have when one enters the great mysteries of religion. The changes that are noted as time
progresses show no orderly and no consecutive evolutionary chain and, above all, they give
us no clue whatever as to the cause of variations. Evolutionists would have us believe
that they have photographed the successions of fauna and flora, and have arranged them on
a vast moving picture film. Its slow unrolling takes millions of years. A few pictures,
mostly vague, defaced, and tattered, occasionally attract our attention. Between these
memorials of the past are enormous lengths of films containing no pictures at all. And we
cannot tell whether these parts are blanks or whether the impression has faded from sight.
Is the scenario a continuous changing show or is it a succession of static events? The
evidence from paleontology is for discontinuity; only by faith and imagination is there
continuity of variation.
Arnold Lunn, The Flight from Reason (Eyre and
Spottiswoode, London, 1931).
...Faith is the substance of fossils hoped for, the evidence of links
G.G. Simpson, The Meaning of Evolution (Bantam

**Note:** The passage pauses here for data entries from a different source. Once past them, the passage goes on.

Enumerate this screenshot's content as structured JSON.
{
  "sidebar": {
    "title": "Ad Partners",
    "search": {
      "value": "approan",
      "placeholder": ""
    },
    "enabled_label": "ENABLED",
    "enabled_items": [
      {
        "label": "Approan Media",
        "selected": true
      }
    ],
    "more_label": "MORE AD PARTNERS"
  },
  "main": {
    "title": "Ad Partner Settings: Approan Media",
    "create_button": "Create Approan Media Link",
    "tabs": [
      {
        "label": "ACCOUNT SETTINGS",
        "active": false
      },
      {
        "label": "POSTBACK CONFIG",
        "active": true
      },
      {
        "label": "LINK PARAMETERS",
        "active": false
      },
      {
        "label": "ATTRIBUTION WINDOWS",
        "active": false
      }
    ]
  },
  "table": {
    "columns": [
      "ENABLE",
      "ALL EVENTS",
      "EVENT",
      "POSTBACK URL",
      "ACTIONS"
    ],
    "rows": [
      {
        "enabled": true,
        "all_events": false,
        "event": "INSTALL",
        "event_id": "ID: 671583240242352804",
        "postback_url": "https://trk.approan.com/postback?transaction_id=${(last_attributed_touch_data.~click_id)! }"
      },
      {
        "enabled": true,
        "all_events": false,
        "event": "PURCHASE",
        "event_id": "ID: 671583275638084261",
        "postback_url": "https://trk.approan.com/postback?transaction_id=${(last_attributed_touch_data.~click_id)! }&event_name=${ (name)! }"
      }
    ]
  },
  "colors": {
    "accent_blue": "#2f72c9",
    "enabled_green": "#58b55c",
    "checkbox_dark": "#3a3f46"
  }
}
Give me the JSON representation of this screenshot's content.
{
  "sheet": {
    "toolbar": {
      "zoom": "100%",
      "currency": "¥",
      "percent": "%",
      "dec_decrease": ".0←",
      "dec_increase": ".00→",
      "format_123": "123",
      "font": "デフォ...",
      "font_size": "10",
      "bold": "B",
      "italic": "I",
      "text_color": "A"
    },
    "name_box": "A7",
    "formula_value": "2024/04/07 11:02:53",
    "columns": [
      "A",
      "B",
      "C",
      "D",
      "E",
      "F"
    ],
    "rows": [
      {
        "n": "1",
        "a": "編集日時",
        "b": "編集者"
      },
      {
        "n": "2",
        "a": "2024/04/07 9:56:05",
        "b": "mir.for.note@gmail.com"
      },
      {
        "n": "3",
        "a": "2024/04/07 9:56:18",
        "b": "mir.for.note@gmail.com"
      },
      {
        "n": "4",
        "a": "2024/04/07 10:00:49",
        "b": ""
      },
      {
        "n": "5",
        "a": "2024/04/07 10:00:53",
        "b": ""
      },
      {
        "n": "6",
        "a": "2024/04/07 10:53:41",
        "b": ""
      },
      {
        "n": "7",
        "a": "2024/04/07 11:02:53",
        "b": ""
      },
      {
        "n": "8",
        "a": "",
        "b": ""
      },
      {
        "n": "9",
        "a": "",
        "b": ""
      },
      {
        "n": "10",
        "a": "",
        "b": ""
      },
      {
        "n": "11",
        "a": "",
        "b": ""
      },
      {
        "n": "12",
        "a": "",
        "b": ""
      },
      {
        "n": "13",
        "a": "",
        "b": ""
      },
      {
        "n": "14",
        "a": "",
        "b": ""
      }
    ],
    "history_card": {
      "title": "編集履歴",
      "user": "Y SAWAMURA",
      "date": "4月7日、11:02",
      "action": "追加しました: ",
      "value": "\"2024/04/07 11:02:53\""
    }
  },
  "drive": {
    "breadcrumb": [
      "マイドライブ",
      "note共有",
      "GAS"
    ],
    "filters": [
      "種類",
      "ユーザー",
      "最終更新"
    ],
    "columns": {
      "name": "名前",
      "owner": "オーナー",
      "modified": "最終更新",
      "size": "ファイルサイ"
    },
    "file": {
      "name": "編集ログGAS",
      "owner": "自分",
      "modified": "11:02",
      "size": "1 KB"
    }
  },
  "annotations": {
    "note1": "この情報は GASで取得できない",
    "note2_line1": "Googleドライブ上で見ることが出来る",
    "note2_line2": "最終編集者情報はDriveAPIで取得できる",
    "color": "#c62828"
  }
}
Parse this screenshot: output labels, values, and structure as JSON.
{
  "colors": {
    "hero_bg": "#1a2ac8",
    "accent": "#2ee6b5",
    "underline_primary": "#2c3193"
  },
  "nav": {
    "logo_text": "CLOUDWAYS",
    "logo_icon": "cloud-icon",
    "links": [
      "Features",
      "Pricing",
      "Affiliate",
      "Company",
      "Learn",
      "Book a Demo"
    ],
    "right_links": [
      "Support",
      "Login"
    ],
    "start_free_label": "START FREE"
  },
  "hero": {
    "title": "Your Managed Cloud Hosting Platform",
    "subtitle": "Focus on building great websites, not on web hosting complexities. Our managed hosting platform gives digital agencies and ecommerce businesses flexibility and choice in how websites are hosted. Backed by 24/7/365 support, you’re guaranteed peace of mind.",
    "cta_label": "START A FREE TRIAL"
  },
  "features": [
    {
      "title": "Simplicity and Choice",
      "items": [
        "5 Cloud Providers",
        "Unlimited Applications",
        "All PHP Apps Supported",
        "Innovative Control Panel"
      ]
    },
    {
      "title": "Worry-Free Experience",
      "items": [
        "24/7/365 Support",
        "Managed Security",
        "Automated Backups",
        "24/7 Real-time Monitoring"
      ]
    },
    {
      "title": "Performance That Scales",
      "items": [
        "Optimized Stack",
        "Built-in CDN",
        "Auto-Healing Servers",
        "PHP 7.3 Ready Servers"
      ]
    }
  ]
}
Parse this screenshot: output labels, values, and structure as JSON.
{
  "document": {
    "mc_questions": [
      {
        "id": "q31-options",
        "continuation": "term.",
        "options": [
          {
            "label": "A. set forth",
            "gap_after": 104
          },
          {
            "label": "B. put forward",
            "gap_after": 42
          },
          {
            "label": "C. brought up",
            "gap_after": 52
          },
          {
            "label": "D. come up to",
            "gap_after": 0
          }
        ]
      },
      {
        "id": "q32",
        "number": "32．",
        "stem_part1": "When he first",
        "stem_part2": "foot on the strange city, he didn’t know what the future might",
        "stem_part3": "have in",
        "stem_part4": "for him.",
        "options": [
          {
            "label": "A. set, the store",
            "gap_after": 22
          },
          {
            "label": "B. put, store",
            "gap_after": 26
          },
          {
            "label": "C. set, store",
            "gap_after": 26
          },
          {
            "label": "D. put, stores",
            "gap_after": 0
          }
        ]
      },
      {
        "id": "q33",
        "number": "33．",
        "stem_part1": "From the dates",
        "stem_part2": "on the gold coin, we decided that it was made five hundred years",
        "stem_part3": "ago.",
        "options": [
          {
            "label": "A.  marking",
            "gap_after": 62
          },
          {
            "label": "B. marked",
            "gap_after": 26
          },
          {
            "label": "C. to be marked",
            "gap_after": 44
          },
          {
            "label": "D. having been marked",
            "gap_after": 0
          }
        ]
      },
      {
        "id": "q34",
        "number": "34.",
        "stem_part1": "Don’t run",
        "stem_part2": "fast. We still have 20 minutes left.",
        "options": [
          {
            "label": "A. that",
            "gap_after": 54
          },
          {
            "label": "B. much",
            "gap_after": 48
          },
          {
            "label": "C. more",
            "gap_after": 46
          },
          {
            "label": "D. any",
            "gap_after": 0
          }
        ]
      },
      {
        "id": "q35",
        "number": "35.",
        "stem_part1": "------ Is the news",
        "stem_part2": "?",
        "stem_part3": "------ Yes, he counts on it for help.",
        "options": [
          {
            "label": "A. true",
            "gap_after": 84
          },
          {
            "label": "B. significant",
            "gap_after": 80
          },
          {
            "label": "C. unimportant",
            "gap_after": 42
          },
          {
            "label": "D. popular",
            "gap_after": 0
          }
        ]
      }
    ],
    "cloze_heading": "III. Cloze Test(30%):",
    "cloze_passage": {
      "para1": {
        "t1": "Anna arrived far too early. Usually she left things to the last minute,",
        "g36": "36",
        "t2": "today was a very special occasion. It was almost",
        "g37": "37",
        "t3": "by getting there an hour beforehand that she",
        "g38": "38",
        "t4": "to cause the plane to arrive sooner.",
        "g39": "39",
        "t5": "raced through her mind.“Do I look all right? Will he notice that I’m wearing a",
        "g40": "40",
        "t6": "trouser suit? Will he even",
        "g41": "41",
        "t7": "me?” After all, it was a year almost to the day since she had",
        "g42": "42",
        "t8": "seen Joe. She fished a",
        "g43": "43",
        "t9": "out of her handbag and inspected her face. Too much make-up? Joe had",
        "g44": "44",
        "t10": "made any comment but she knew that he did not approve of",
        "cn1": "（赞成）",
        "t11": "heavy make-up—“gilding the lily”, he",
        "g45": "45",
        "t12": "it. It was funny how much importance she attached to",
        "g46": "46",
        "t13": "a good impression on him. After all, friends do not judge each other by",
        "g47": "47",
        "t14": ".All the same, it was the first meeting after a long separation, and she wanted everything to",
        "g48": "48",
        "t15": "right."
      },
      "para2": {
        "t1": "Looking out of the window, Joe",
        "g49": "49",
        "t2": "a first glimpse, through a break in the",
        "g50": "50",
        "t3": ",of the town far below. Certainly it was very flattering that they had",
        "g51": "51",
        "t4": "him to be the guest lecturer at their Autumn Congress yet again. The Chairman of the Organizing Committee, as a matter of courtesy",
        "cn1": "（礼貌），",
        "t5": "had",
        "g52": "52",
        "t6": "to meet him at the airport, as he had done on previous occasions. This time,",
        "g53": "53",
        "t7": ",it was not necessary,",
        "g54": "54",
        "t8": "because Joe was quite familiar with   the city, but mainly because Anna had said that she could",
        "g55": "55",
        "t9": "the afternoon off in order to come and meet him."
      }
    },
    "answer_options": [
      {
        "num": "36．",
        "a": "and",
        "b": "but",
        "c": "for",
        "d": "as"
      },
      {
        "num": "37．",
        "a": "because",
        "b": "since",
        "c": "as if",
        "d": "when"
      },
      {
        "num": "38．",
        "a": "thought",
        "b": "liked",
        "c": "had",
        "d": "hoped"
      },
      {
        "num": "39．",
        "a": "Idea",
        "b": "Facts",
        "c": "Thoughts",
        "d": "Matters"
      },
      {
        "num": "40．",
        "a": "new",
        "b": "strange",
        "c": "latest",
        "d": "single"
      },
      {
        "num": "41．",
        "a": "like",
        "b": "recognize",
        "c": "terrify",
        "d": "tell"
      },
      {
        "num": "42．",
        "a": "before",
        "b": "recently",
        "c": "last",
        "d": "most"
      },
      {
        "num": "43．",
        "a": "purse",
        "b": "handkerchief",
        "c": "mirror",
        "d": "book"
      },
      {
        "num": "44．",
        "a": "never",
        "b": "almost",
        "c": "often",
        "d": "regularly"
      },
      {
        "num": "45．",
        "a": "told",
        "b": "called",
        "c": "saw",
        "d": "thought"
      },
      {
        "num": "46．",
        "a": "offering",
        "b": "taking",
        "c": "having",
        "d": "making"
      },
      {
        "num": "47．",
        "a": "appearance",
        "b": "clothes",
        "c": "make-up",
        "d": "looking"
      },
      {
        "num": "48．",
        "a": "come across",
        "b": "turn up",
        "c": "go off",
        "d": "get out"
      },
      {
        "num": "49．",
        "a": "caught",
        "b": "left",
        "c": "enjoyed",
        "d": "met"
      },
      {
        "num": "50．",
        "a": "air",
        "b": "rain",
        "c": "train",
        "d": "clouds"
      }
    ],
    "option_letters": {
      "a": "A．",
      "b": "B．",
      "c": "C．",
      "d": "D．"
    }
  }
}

Books, New York, 1967), p. 252.
...We seem at last to have a unified theory--although a complex one
inevitably, as evolution itself is a complex interaction of different processes--which is
capable of facing all the classic problems of the history of life and of providing a
causalistic solution of each.
This is not to say that the whole mystery has been plumbed to its core
or even that it ever will be. The ultimate mystery is beyond the reach of scientific
investigation, and probably of the human mind. There is neither need nor excuse for
postulation of nonmaterial intervention in the origin of life, the rise of man, or any
other part of that cosmos, and the causal principles of its history remain unexplained and
inaccessible to science. Here is hidden the First Cause sought by theology and philosophy.
The First Cause is not known and I suspect that it never will be known to living man. We
may, if we are so inclined, worship it in our own ways, but we certainly do not comprehend